> What you need to do:
Exact copy, no pictures: restate each entry below word for word.

Interface dataset entries

_____

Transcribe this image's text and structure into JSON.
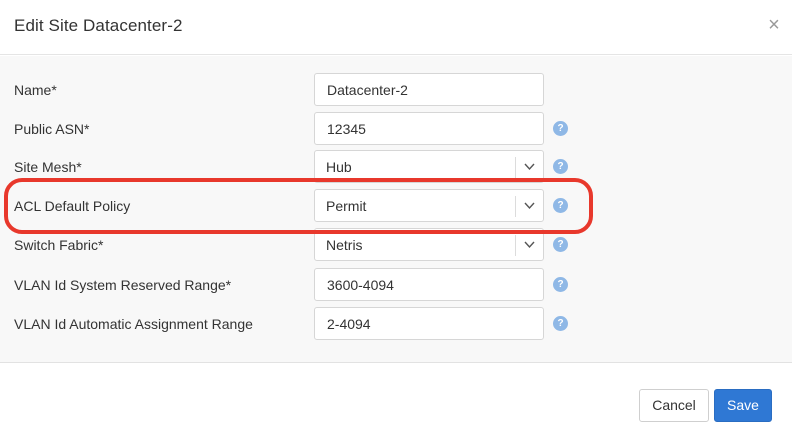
{
  "dialog": {
    "title": "Edit Site Datacenter-2",
    "close_symbol": "×"
  },
  "fields": [
    {
      "label": "Name*",
      "type": "text",
      "value": "Datacenter-2",
      "help": false
    },
    {
      "label": "Public ASN*",
      "type": "text",
      "value": "12345",
      "help": true
    },
    {
      "label": "Site Mesh*",
      "type": "select",
      "value": "Hub",
      "help": true
    },
    {
      "label": "ACL Default Policy",
      "type": "select",
      "value": "Permit",
      "help": true,
      "highlighted": true
    },
    {
      "label": "Switch Fabric*",
      "type": "select",
      "value": "Netris",
      "help": true
    },
    {
      "label": "VLAN Id System Reserved Range*",
      "type": "text",
      "value": "3600-4094",
      "help": true
    },
    {
      "label": "VLAN Id Automatic Assignment Range",
      "type": "text",
      "value": "2-4094",
      "help": true
    }
  ],
  "help_symbol": "?",
  "footer": {
    "cancel_label": "Cancel",
    "save_label": "Save"
  },
  "colors": {
    "primary": "#2f78d4",
    "help_icon": "#8fb8e6",
    "highlight": "#e8382c",
    "body_background": "#f8f8f8"
  },
  "icons": {
    "close": "close-icon",
    "chevron": "chevron-down-icon",
    "help": "help-icon"
  }
}
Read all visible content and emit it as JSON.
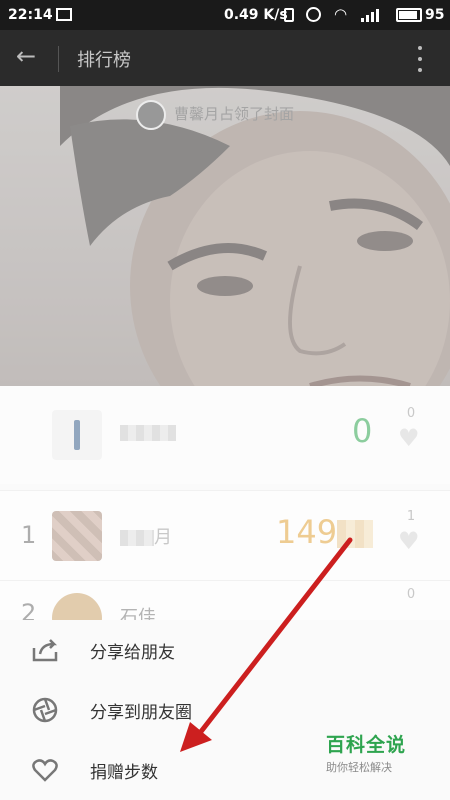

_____

> Result:
Transcribe this image's text and structure into JSON.
{
  "dialog": {
    "title": "Edit Site Datacenter-2",
    "close_symbol": "×"
  },
  "fields": [
    {
      "label": "Name*",
      "type": "text",
      "value": "Datacenter-2",
      "help": false
    },
    {
      "label": "Public ASN*",
      "type": "text",
      "value": "12345",
      "help": true
    },
    {
      "label": "Site Mesh*",
      "type": "select",
      "value": "Hub",
      "help": true
    },
    {
      "label": "ACL Default Policy",
      "type": "select",
      "value": "Permit",
      "help": true,
      "highlighted": true
    },
    {
      "label": "Switch Fabric*",
      "type": "select",
      "value": "Netris",
      "help": true
    },
    {
      "label": "VLAN Id System Reserved Range*",
      "type": "text",
      "value": "3600-4094",
      "help": true
    },
    {
      "label": "VLAN Id Automatic Assignment Range",
      "type": "text",
      "value": "2-4094",
      "help": true
    }
  ],
  "help_symbol": "?",
  "footer": {
    "cancel_label": "Cancel",
    "save_label": "Save"
  },
  "colors": {
    "primary": "#2f78d4",
    "help_icon": "#8fb8e6",
    "highlight": "#e8382c",
    "body_background": "#f8f8f8"
  },
  "icons": {
    "close": "close-icon",
    "chevron": "chevron-down-icon",
    "help": "help-icon"
  }
}
Read all visible content and emit it as JSON.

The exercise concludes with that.